My wife and I have been moving between three residences, two of which we own, one of which my son is buying so I thought I needed one for the house we just bought, and got one like that. You have to take it into Home Depot with you and get a guy to help you sort out how to go from - nominally for a kinda guerrilla or low footprint deal, a water hose - (you buy a cap for one and a barb, drill the water hose cap out, push in the barb, then push your little 1/4'' feed line on is what you do) to pure water out the other end.
It turned out that my wife and son had loaded up our household one, from where we were living, so I never had to hook mine up this past summer, I used the one with the sand, carbon and RO, so now I have that one I bought laying in a drawer. It's smaller than the ones you get for a house in gallons per day because when you buy the whole thing, you can often get a really good deal and buy like a 100 gallon per day rating filter, rather than the little 50 I showed you.
That's my story in general if somebody gives you a better idea, obviously, take it. Catching rainwater is a big one. Can you catch rainwater? Catching rainwater is actually a lot of fun, believe it or not because you buy those barrels from swap meets, and figure out how to filter your gutter water through some scrubber pads, and sometimes, you'll get creative and have a big sponge, filtering the water as it falls into this barrel, and every time it rains you get just hundreds, upon hundreds of free, crystal clear, damned near perfectly pure, water.
Good luck man you're gonna have a far easier life on better water. Just guaranteed,
If you don't get a sand filter or you just already HAVE one, and you're on well, you're 25 bucks plus a couple of parts from Home Depot from finding out about the pristine water growing world, and I give you my EVERY assurance, you WILL be happier.
Originally Posted by bigbadbiddy
I would not have started PHing my water if I hadn't begun seeing deficiencies in the plants.
My water is unfortunately quite hard. up to 700 ppm on bad days, around 300ppm on average. PH is also in the 7.1-7.4 range.
Far from ideal but should be workable.
I used to PH it down to 6.2 or in that range and imagined it having positive effects.
But everything was just skewed and distorted by the buckwheat hulls, I believe.

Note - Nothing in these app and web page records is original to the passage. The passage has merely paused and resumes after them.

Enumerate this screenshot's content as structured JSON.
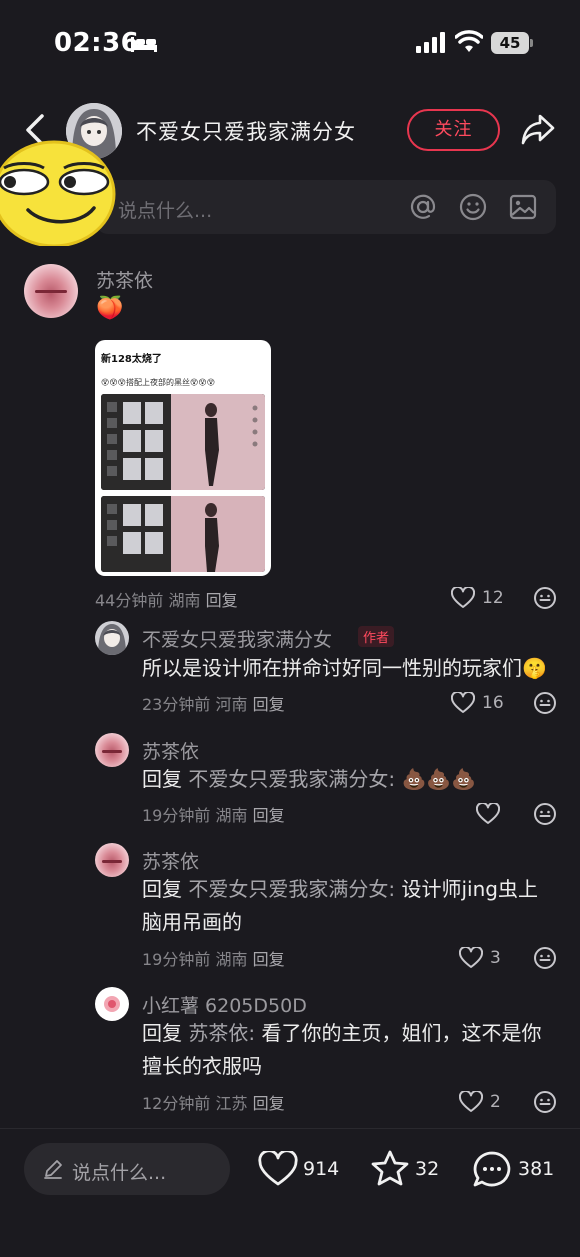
{
  "status_bar": {
    "time": "02:36",
    "battery": "45"
  },
  "header": {
    "username": "不爱女只爱我家满分女",
    "follow_label": "关注"
  },
  "top_input": {
    "placeholder": "说点什么..."
  },
  "comments": [
    {
      "username": "苏茶依",
      "emoji": "🍑",
      "image": {
        "title": "新128太烧了",
        "subtitle": "😵😵😵搭配上夜部的黑丝😵😵😵"
      },
      "meta_time": "44分钟前",
      "meta_region": "湖南",
      "reply_label": "回复",
      "likes": "12"
    }
  ],
  "replies": [
    {
      "username": "不爱女只爱我家满分女",
      "author_tag": "作者",
      "text": "所以是设计师在拼命讨好同一性别的玩家们🤫",
      "meta_time": "23分钟前",
      "meta_region": "河南",
      "reply_label": "回复",
      "likes": "16"
    },
    {
      "username": "苏茶依",
      "reply_prefix": "回复",
      "mention": "不爱女只爱我家满分女:",
      "text": "💩💩💩",
      "meta_time": "19分钟前",
      "meta_region": "湖南",
      "reply_label": "回复",
      "likes": ""
    },
    {
      "username": "苏茶依",
      "reply_prefix": "回复",
      "mention": "不爱女只爱我家满分女:",
      "text_line1": "设计师jing虫上",
      "text_line2": "脑用吊画的",
      "meta_time": "19分钟前",
      "meta_region": "湖南",
      "reply_label": "回复",
      "likes": "3"
    },
    {
      "username": "小红薯 6205D50D",
      "reply_prefix": "回复",
      "mention": "苏茶依:",
      "text_line1": "看了你的主页，姐们，这不是你",
      "text_line2": "擅长的衣服吗",
      "meta_time": "12分钟前",
      "meta_region": "江苏",
      "reply_label": "回复",
      "likes": "2"
    }
  ],
  "bottom_bar": {
    "placeholder": "说点什么...",
    "likes": "914",
    "stars": "32",
    "comments": "381"
  },
  "colors": {
    "background": "#1b1a1f",
    "accent": "#ff4a5e"
  },
  "icons": [
    "bed-icon",
    "signal-icon",
    "wifi-icon",
    "back-icon",
    "share-icon",
    "at-icon",
    "emoji-icon",
    "image-icon",
    "heart-icon",
    "reply-icon",
    "pen-icon",
    "star-icon",
    "comment-icon"
  ]
}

Will know soon. The soil stuff should arrive in the coming days and then I get to mixing. I think in a month or two I will have the first indications to how much of a negative factor the buckwheat hulls really were.